The recent fluctuation and fading in the brightness of the star Betelgeuse in Orion prompted me to have a look at ancient Irish myths which might pertain to this constellation and its bright red star.
Anthony Murphy shares his photos of the "super blood wolf moon" - the total lunar eclipse - taken at various locations in the Boyne Valley including Drogheda, Dowth and Newgrange.
The Milky Way galaxy and Venus over Síd in Broga (Newgrange passage-mound) at Brú na Bóinne. The Milky Way had many names in Irish myth and tradition. One of the traditions is that two trees grew out of the graves of two lovers who had been buried either side of a lake, and that the branches of the two trees connected in the sky over the lake.
This is kerb stone 78 at Knowth, located not far from the entrance to the western passage. It is one of 127 kerb stones at Knowth, of which 90 have megalithic art. But what do these symbols represent, if anything? Are they merely art for art’s sake?
The longest days of the year have arrived. The sun's rising and setting positions have reached their most northerly points along the horizon and these rising points are now "standing still" - hence the word solstice, or in Irish grianstad, meaning, literally, "stopped sun".
The first evening of the new year was a glorious one at Newgrange in the Boyne Valley. The first sunset of 2017 was magnificent, followed by a descent into twilight that featured rich hues and colours, and then the crescent moon next to Venus, the Evening Star, made it a really gorgeous close to the day. In a couple of the shots, you might also catch a glimpse of Mars, which was trailing the Moon and Venus.
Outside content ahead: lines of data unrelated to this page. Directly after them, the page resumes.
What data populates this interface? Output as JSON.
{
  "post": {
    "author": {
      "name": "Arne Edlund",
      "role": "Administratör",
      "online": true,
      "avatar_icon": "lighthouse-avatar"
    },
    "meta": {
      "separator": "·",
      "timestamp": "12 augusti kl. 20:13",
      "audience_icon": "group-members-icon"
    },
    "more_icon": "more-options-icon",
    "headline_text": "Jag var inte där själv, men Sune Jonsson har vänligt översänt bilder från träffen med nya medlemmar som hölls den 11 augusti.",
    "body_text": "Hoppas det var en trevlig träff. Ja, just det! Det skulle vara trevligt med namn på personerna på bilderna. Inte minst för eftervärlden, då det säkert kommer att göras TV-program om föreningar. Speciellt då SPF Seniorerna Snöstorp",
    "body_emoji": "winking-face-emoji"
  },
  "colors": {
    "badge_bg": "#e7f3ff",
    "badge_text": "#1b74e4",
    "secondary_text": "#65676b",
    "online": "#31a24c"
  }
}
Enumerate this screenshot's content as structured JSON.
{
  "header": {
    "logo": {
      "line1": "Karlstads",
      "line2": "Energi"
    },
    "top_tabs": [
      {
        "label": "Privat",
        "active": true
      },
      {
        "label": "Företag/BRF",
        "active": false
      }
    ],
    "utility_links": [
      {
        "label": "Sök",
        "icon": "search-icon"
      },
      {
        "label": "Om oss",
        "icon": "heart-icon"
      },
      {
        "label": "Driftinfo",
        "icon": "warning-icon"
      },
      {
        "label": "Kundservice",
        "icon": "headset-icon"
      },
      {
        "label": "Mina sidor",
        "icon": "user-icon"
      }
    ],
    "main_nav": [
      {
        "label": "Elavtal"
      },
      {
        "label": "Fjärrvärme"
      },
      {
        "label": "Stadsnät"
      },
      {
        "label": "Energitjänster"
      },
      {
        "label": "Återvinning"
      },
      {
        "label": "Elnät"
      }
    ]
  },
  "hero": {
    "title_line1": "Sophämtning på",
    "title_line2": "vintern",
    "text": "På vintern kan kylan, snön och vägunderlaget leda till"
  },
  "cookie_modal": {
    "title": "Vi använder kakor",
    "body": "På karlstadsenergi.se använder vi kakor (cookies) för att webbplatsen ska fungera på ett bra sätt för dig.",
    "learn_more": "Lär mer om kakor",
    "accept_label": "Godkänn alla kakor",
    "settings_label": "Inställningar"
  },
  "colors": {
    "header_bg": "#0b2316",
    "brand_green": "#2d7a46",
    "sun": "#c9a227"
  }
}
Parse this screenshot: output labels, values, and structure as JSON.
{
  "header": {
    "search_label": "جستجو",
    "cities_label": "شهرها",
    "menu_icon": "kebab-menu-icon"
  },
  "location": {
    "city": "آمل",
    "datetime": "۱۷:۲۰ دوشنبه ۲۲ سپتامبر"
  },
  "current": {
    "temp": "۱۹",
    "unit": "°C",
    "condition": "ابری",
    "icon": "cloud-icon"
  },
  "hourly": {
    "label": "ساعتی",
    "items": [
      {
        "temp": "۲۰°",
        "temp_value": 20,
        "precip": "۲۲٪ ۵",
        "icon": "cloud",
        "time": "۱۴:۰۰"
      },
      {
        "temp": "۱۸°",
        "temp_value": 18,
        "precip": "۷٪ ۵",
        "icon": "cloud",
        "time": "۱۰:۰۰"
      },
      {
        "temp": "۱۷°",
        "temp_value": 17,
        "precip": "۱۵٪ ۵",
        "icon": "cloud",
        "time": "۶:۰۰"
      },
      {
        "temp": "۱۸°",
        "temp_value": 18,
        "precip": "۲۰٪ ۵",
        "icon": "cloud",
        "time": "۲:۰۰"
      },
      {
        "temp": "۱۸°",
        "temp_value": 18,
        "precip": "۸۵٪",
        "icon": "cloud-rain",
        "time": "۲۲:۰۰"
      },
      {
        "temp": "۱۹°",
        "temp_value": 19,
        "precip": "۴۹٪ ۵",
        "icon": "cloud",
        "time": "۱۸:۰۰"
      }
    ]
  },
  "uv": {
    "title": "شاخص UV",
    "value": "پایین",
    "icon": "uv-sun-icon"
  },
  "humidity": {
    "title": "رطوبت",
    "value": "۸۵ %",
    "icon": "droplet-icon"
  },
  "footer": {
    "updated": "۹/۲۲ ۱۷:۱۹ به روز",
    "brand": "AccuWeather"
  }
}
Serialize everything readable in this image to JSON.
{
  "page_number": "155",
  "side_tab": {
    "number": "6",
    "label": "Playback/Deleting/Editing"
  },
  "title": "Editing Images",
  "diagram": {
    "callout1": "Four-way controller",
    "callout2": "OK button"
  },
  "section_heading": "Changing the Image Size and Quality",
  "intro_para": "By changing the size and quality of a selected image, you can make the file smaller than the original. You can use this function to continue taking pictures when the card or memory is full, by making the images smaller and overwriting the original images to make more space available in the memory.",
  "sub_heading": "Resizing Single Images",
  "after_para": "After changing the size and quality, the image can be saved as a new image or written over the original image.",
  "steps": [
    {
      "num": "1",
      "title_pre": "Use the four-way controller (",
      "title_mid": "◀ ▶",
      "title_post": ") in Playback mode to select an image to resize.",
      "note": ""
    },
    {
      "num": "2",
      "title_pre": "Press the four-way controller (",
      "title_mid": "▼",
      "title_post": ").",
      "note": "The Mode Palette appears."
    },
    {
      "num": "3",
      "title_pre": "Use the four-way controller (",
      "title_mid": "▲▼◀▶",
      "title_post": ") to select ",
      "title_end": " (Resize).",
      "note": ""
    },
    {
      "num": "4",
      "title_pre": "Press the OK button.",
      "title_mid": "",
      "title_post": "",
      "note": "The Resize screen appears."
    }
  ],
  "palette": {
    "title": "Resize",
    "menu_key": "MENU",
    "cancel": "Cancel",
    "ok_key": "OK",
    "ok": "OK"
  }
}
I was lucky to be able to spend time there putting together this very special time lapse video. It might have been cold, but it was lovely.